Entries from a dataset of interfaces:

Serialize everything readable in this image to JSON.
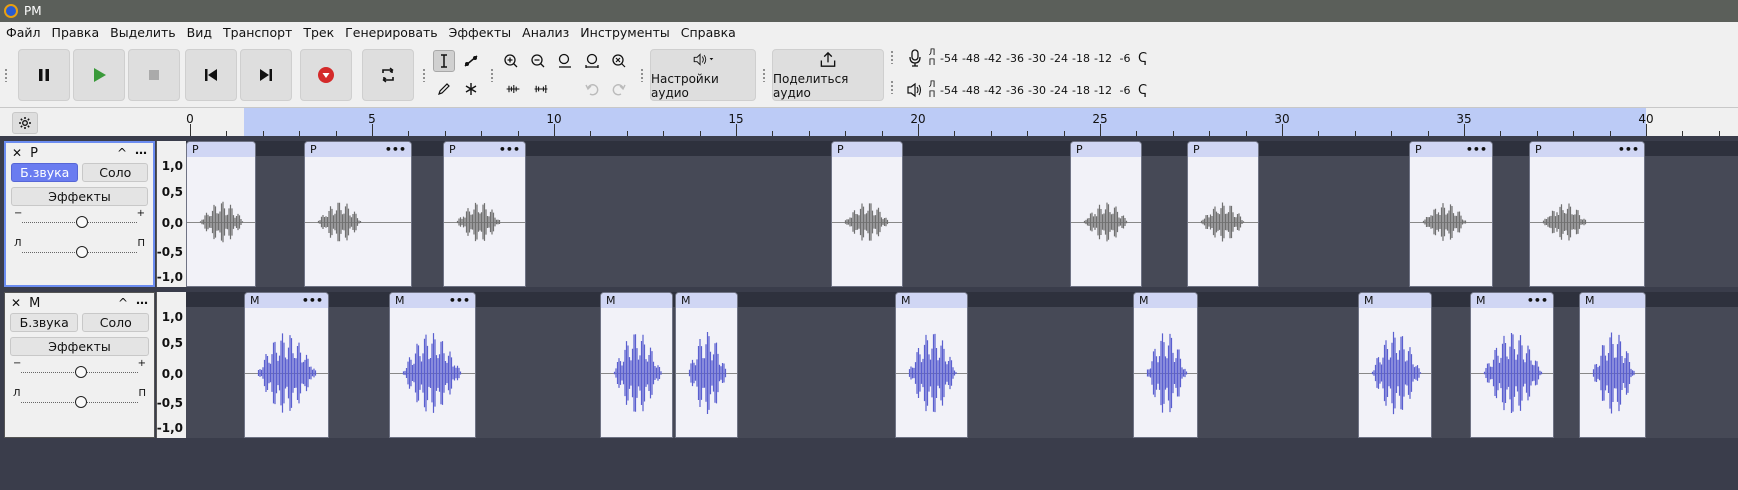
{
  "window": {
    "title": "PM"
  },
  "menu": [
    "Файл",
    "Правка",
    "Выделить",
    "Вид",
    "Транспорт",
    "Трек",
    "Генерировать",
    "Эффекты",
    "Анализ",
    "Инструменты",
    "Справка"
  ],
  "toolbar": {
    "pause": "pause-icon",
    "play": "play-icon",
    "stop": "stop-icon",
    "skip_start": "skip-start-icon",
    "skip_end": "skip-end-icon",
    "record": "record-icon",
    "loop": "loop-icon",
    "audio_settings_label": "Настройки аудио",
    "share_audio_label": "Поделиться аудио"
  },
  "meters": {
    "record_l": "Л",
    "record_r": "П",
    "play_l": "Л",
    "play_r": "П",
    "scale": [
      "-54",
      "-48",
      "-42",
      "-36",
      "-30",
      "-24",
      "-18",
      "-12",
      "-6"
    ]
  },
  "ruler": {
    "labels": [
      "0",
      "5",
      "10",
      "15",
      "20",
      "25",
      "30",
      "35",
      "40"
    ]
  },
  "tracks": [
    {
      "name": "Р",
      "mute": "Б.звука",
      "solo": "Соло",
      "effects": "Эффекты",
      "gain_minus": "−",
      "gain_plus": "+",
      "pan_l": "Л",
      "pan_r": "П",
      "scale": [
        "1,0",
        "0,5",
        "0,0",
        "-0,5",
        "-1,0"
      ],
      "clip_label": "Р",
      "wave_color": "#707070"
    },
    {
      "name": "М",
      "mute": "Б.звука",
      "solo": "Соло",
      "effects": "Эффекты",
      "gain_minus": "−",
      "gain_plus": "+",
      "pan_l": "Л",
      "pan_r": "П",
      "scale": [
        "1,0",
        "0,5",
        "0,0",
        "-0,5",
        "-1,0"
      ],
      "clip_label": "М",
      "wave_color": "#5a5fcf"
    }
  ],
  "colors": {
    "selected_region": "#bccbf6",
    "mute_active": "#6a7cf0",
    "track_bg": "#464956",
    "clip_bg": "#f2f2f8"
  }
}
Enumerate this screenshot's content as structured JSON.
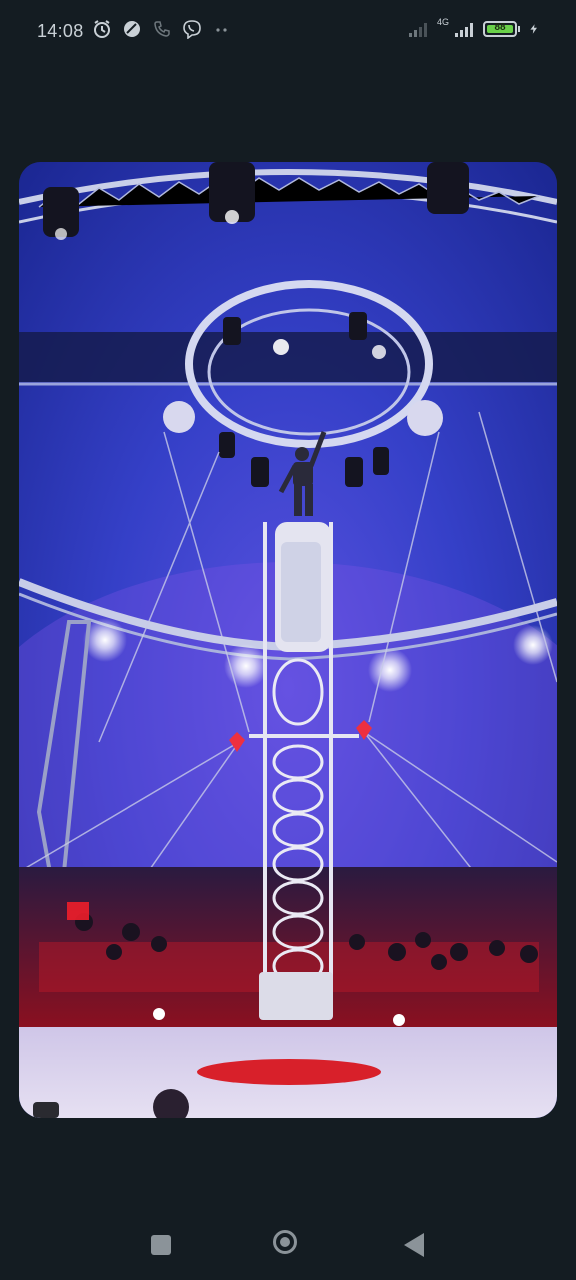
{
  "status_bar": {
    "time": "14:08",
    "network_label": "4G",
    "battery_level": "88",
    "left_icons": [
      "alarm-icon",
      "dnd-icon",
      "phone-icon",
      "viber-icon",
      "more-dots-icon"
    ],
    "right_icons": [
      "signal-weak-icon",
      "signal-4g-icon",
      "battery-icon",
      "charging-icon"
    ]
  },
  "media": {
    "type": "photo",
    "subject": "circus-wheel-act"
  },
  "nav_bar": {
    "buttons": [
      "recents-button",
      "home-button",
      "back-button"
    ]
  },
  "colors": {
    "background": "#141c22",
    "battery_fill": "#6ad14a",
    "icon": "#c9d0d6",
    "nav_icon": "#8b9399"
  }
}
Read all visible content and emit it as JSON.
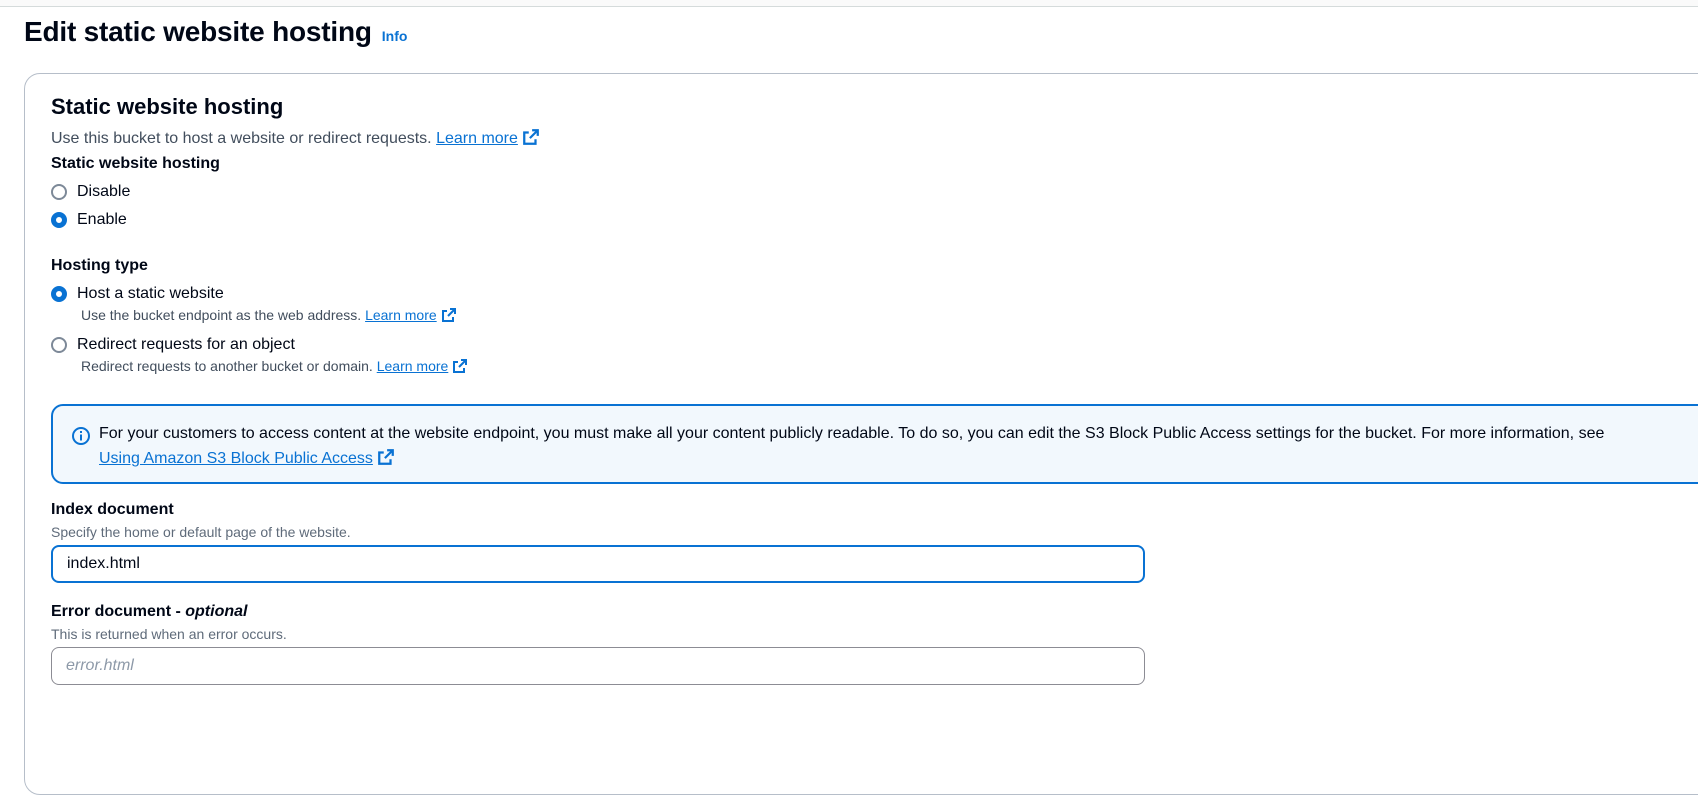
{
  "page": {
    "title": "Edit static website hosting",
    "info_label": "Info"
  },
  "section": {
    "title": "Static website hosting",
    "description": "Use this bucket to host a website or redirect requests.",
    "learn_more": "Learn more"
  },
  "hosting_toggle": {
    "label": "Static website hosting",
    "options": [
      {
        "label": "Disable",
        "checked": false
      },
      {
        "label": "Enable",
        "checked": true
      }
    ]
  },
  "hosting_type": {
    "label": "Hosting type",
    "options": [
      {
        "label": "Host a static website",
        "description": "Use the bucket endpoint as the web address.",
        "learn_more": "Learn more",
        "checked": true
      },
      {
        "label": "Redirect requests for an object",
        "description": "Redirect requests to another bucket or domain.",
        "learn_more": "Learn more",
        "checked": false
      }
    ]
  },
  "alert": {
    "text": "For your customers to access content at the website endpoint, you must make all your content publicly readable. To do so, you can edit the S3 Block Public Access settings for the bucket. For more information, see",
    "link": "Using Amazon S3 Block Public Access"
  },
  "index_document": {
    "label": "Index document",
    "hint": "Specify the home or default page of the website.",
    "value": "index.html"
  },
  "error_document": {
    "label": "Error document -",
    "label_optional": "optional",
    "hint": "This is returned when an error occurs.",
    "placeholder": "error.html",
    "value": ""
  },
  "colors": {
    "link": "#0972d3",
    "text": "#000716",
    "alert_bg": "#f2f8fd"
  }
}
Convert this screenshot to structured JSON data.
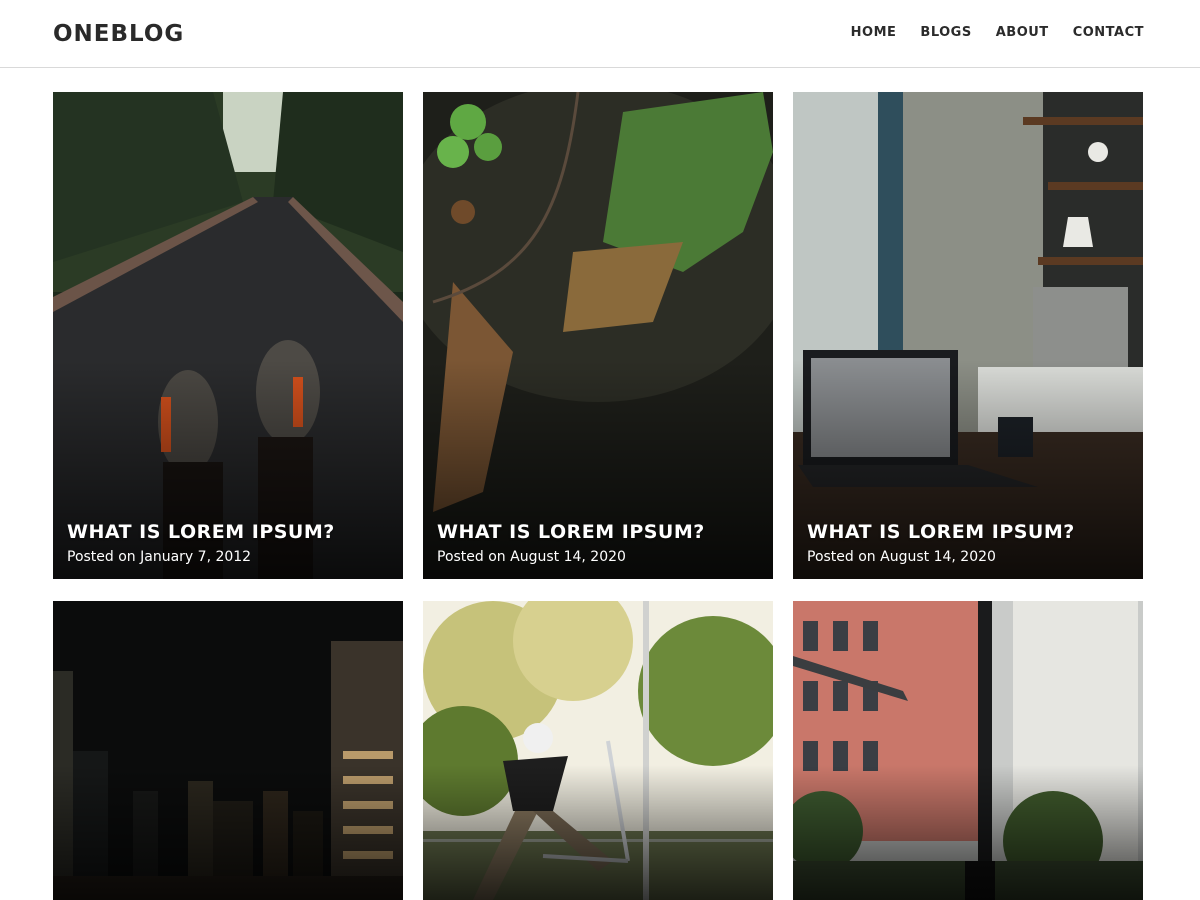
{
  "site": {
    "logo": "ONEBLOG"
  },
  "nav": {
    "home": "HOME",
    "blogs": "BLOGS",
    "about": "ABOUT",
    "contact": "CONTACT"
  },
  "posts": [
    {
      "title": "WHAT IS LOREM IPSUM?",
      "date": "Posted on January 7, 2012",
      "image": "forest-road-sneakers"
    },
    {
      "title": "WHAT IS LOREM IPSUM?",
      "date": "Posted on August 14, 2020",
      "image": "fern-on-rock"
    },
    {
      "title": "WHAT IS LOREM IPSUM?",
      "date": "Posted on August 14, 2020",
      "image": "laptop-kitchen-shelf"
    },
    {
      "image": "city-night-skyline"
    },
    {
      "image": "scooter-rider-trees"
    },
    {
      "image": "electric-scooter-buildings"
    }
  ]
}
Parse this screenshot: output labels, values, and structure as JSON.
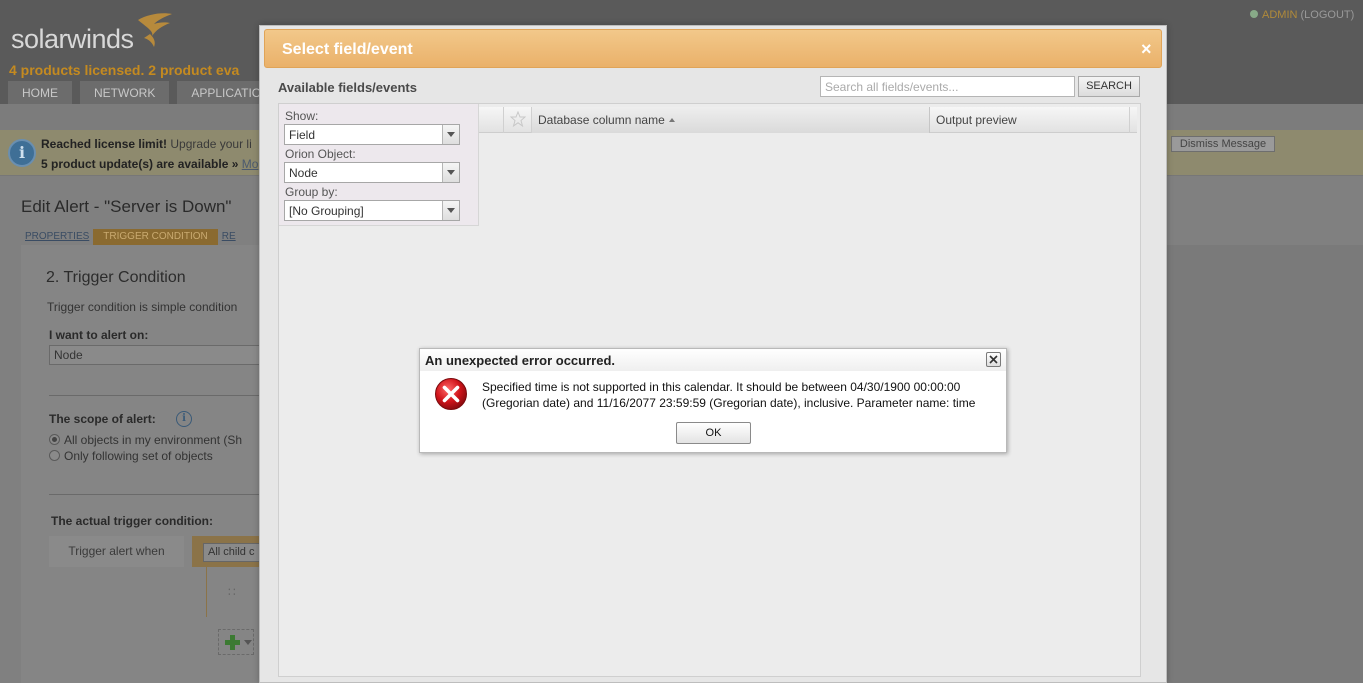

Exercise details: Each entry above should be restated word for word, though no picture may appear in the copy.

Answer box:
Serialize everything readable in this image to JSON.
{
  "window": {
    "title": "PM"
  },
  "menu": [
    "Файл",
    "Правка",
    "Выделить",
    "Вид",
    "Транспорт",
    "Трек",
    "Генерировать",
    "Эффекты",
    "Анализ",
    "Инструменты",
    "Справка"
  ],
  "toolbar": {
    "pause": "pause-icon",
    "play": "play-icon",
    "stop": "stop-icon",
    "skip_start": "skip-start-icon",
    "skip_end": "skip-end-icon",
    "record": "record-icon",
    "loop": "loop-icon",
    "audio_settings_label": "Настройки аудио",
    "share_audio_label": "Поделиться аудио"
  },
  "meters": {
    "record_l": "Л",
    "record_r": "П",
    "play_l": "Л",
    "play_r": "П",
    "scale": [
      "-54",
      "-48",
      "-42",
      "-36",
      "-30",
      "-24",
      "-18",
      "-12",
      "-6"
    ]
  },
  "ruler": {
    "labels": [
      "0",
      "5",
      "10",
      "15",
      "20",
      "25",
      "30",
      "35",
      "40"
    ]
  },
  "tracks": [
    {
      "name": "Р",
      "mute": "Б.звука",
      "solo": "Соло",
      "effects": "Эффекты",
      "gain_minus": "−",
      "gain_plus": "+",
      "pan_l": "Л",
      "pan_r": "П",
      "scale": [
        "1,0",
        "0,5",
        "0,0",
        "-0,5",
        "-1,0"
      ],
      "clip_label": "Р",
      "wave_color": "#707070"
    },
    {
      "name": "М",
      "mute": "Б.звука",
      "solo": "Соло",
      "effects": "Эффекты",
      "gain_minus": "−",
      "gain_plus": "+",
      "pan_l": "Л",
      "pan_r": "П",
      "scale": [
        "1,0",
        "0,5",
        "0,0",
        "-0,5",
        "-1,0"
      ],
      "clip_label": "М",
      "wave_color": "#5a5fcf"
    }
  ],
  "colors": {
    "selected_region": "#bccbf6",
    "mute_active": "#6a7cf0",
    "track_bg": "#464956",
    "clip_bg": "#f2f2f8"
  }
}
Enumerate this screenshot's content as structured JSON.
{
  "status_bar": {
    "time": "14:08",
    "network_label": "4G",
    "battery_level": "88",
    "left_icons": [
      "alarm-icon",
      "dnd-icon",
      "phone-icon",
      "viber-icon",
      "more-dots-icon"
    ],
    "right_icons": [
      "signal-weak-icon",
      "signal-4g-icon",
      "battery-icon",
      "charging-icon"
    ]
  },
  "media": {
    "type": "photo",
    "subject": "circus-wheel-act"
  },
  "nav_bar": {
    "buttons": [
      "recents-button",
      "home-button",
      "back-button"
    ]
  },
  "colors": {
    "background": "#141c22",
    "battery_fill": "#6ad14a",
    "icon": "#c9d0d6",
    "nav_icon": "#8b9399"
  }
}
Read all visible content and emit it as JSON.
{
  "page": {
    "title": "Edit static website hosting",
    "info_label": "Info"
  },
  "section": {
    "title": "Static website hosting",
    "description": "Use this bucket to host a website or redirect requests.",
    "learn_more": "Learn more"
  },
  "hosting_toggle": {
    "label": "Static website hosting",
    "options": [
      {
        "label": "Disable",
        "checked": false
      },
      {
        "label": "Enable",
        "checked": true
      }
    ]
  },
  "hosting_type": {
    "label": "Hosting type",
    "options": [
      {
        "label": "Host a static website",
        "description": "Use the bucket endpoint as the web address.",
        "learn_more": "Learn more",
        "checked": true
      },
      {
        "label": "Redirect requests for an object",
        "description": "Redirect requests to another bucket or domain.",
        "learn_more": "Learn more",
        "checked": false
      }
    ]
  },
  "alert": {
    "text": "For your customers to access content at the website endpoint, you must make all your content publicly readable. To do so, you can edit the S3 Block Public Access settings for the bucket. For more information, see",
    "link": "Using Amazon S3 Block Public Access"
  },
  "index_document": {
    "label": "Index document",
    "hint": "Specify the home or default page of the website.",
    "value": "index.html"
  },
  "error_document": {
    "label": "Error document -",
    "label_optional": "optional",
    "hint": "This is returned when an error occurs.",
    "placeholder": "error.html",
    "value": ""
  },
  "colors": {
    "link": "#0972d3",
    "text": "#000716",
    "alert_bg": "#f2f8fd"
  }
}
Convert this screenshot to structured JSON data.
{
  "site": {
    "logo": "ONEBLOG"
  },
  "nav": {
    "home": "HOME",
    "blogs": "BLOGS",
    "about": "ABOUT",
    "contact": "CONTACT"
  },
  "posts": [
    {
      "title": "WHAT IS LOREM IPSUM?",
      "date": "Posted on January 7, 2012",
      "image": "forest-road-sneakers"
    },
    {
      "title": "WHAT IS LOREM IPSUM?",
      "date": "Posted on August 14, 2020",
      "image": "fern-on-rock"
    },
    {
      "title": "WHAT IS LOREM IPSUM?",
      "date": "Posted on August 14, 2020",
      "image": "laptop-kitchen-shelf"
    },
    {
      "image": "city-night-skyline"
    },
    {
      "image": "scooter-rider-trees"
    },
    {
      "image": "electric-scooter-buildings"
    }
  ]
}
Parse this screenshot: output labels, values, and structure as JSON.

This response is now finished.